“The work that he did through the offseason last spring, this summer and even though the fall, is pretty amazing. We always talk to our guys about how this is a sport where the more work you put in and the harder you workout the more it’s going to pay you out. Noah put in more time than about anybody else.”
Styskal didn’t necessarily aim for breaking the record before the season. But through the first two weeks of the season, he was already more than halfway there.
“It really wasn’t a thing that I thought about at the start of the year,” Styskal said. “Once it got close and closer, the number just got so close to where it was just right there.
“A few weeks ago, it became my goal to break it in front of our crowd. In front of all my schoolmates and family.”
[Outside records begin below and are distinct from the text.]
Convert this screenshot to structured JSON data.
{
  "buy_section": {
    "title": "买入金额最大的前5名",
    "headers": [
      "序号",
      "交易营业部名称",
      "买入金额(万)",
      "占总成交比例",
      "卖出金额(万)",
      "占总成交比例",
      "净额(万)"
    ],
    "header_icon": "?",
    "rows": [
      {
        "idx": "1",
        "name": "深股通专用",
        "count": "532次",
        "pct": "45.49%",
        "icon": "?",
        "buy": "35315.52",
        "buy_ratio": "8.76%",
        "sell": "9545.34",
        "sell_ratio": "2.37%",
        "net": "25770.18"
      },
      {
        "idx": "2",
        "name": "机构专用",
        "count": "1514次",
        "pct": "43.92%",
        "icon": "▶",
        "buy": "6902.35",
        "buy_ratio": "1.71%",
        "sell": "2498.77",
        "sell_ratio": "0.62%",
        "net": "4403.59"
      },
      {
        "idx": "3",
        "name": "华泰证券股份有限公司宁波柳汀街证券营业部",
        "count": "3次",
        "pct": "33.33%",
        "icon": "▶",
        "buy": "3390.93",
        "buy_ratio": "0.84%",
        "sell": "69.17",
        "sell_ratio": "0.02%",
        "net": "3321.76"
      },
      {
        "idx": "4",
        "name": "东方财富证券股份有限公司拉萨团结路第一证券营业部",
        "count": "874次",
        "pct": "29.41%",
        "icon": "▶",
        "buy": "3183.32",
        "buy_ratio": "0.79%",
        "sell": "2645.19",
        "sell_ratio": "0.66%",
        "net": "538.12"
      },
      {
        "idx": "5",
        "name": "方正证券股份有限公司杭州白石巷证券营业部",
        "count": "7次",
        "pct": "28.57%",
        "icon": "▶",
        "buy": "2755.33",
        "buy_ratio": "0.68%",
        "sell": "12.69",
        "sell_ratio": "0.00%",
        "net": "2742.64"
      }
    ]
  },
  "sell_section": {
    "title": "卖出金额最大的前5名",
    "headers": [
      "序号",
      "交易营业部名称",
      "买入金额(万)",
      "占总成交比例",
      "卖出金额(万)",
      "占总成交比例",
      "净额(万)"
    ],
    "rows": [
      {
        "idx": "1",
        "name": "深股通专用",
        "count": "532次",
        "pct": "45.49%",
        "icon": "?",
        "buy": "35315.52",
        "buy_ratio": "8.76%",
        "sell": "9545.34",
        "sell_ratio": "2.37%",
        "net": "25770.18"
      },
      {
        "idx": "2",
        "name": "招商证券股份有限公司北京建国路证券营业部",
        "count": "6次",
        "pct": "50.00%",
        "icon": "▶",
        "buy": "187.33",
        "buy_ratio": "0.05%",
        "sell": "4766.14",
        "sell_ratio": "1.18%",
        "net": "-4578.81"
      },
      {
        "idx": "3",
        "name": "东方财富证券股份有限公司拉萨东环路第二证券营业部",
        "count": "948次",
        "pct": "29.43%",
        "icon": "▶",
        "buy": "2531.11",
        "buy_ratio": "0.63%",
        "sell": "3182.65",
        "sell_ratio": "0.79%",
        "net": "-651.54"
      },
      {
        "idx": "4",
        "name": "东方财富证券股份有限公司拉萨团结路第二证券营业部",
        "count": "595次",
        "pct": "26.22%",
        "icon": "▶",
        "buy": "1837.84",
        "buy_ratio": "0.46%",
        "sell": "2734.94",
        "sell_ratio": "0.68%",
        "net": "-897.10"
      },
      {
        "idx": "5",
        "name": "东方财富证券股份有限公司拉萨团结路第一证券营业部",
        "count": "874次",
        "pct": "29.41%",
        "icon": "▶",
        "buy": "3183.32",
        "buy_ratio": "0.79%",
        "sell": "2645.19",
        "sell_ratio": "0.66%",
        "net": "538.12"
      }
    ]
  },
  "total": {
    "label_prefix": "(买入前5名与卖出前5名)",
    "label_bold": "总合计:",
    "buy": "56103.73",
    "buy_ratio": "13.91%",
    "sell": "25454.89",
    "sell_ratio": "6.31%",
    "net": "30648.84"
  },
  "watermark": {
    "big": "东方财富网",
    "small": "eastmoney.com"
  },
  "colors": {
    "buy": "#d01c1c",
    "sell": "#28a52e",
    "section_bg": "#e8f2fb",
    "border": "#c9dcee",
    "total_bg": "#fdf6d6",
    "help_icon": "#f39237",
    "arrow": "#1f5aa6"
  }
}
Styskal said he now would like to hit 300 takedowns by the end of the season. He sees breaking the record and continuing to build upon it as preparation for wrestling at the next level next year.
“I would watch a lot of college wrestling, and their main focus in on their feet,” Styskal said. “That’s where I got the idea of working a lot on my feet and taking kids down.
“I just looked more into the future of it. I just kind of thought if I can take someone down more times it could really prepare me more for college.”
That, plus it always feels good to have physical control of an opponent.
“I guess when I think of the takedown record, I think of dominance, especially if you can do it to the good kids three, four, five, six times. That’s just how I always want to wrestle, just a dominating style.”
Though he has decided to wrestle in college, he said he’ll make the decision about where where after the season has ended.
Styskal has also shown his ability to pin opponents and credits some of that to his takedown ability
“In the first period I try to get as many takedowns as I can,” he said. “Usually, I can get seven or eight depending on who I wrestle.
“A lot of times, if I feel like it’s not the right time to pin them, I’ll just let them up. Usually after I take someone down five, six, seven times, the pin just comes so much easier. Right when I put them on their back, they don’t really fight too hard. Usually getting a lot of takedowns leads to an easier pin.”
One match of Styskal’s that stuck out in Thiem’s mind was his clash with Ty Heimes of Battle Creek.
“I think one of my favorite matches of Noah’s career came this year at the High Plains Invite when he beat, at the time, No. 1 rated Ty Heimes of Battle Creek,” Thiem said. “Ty Heimes was No. 1 at 152 and Noah (Styskal) was No. 2 and now Noah (Styskal) has beat him and, beat him pretty handily.”
Thiem said he expects Heims and Styskal to see each other at the state tournament if both wrestlers do what’s expected of them.
“Noah has really worked hard for his frame and his strength that he has,” Thiem said. “He spent a ton of time in the offseason perfecting his craft.
“I think as well as being a good wrestler, he’s been a tremendous leader for us this year. This group of seniors is probably one of the best, as far as leadership goes, that I’ve ever coached.”
Peter Huguenin is a sports reporter for The Banner-Press. Reach him via email at DVDsports@lee.net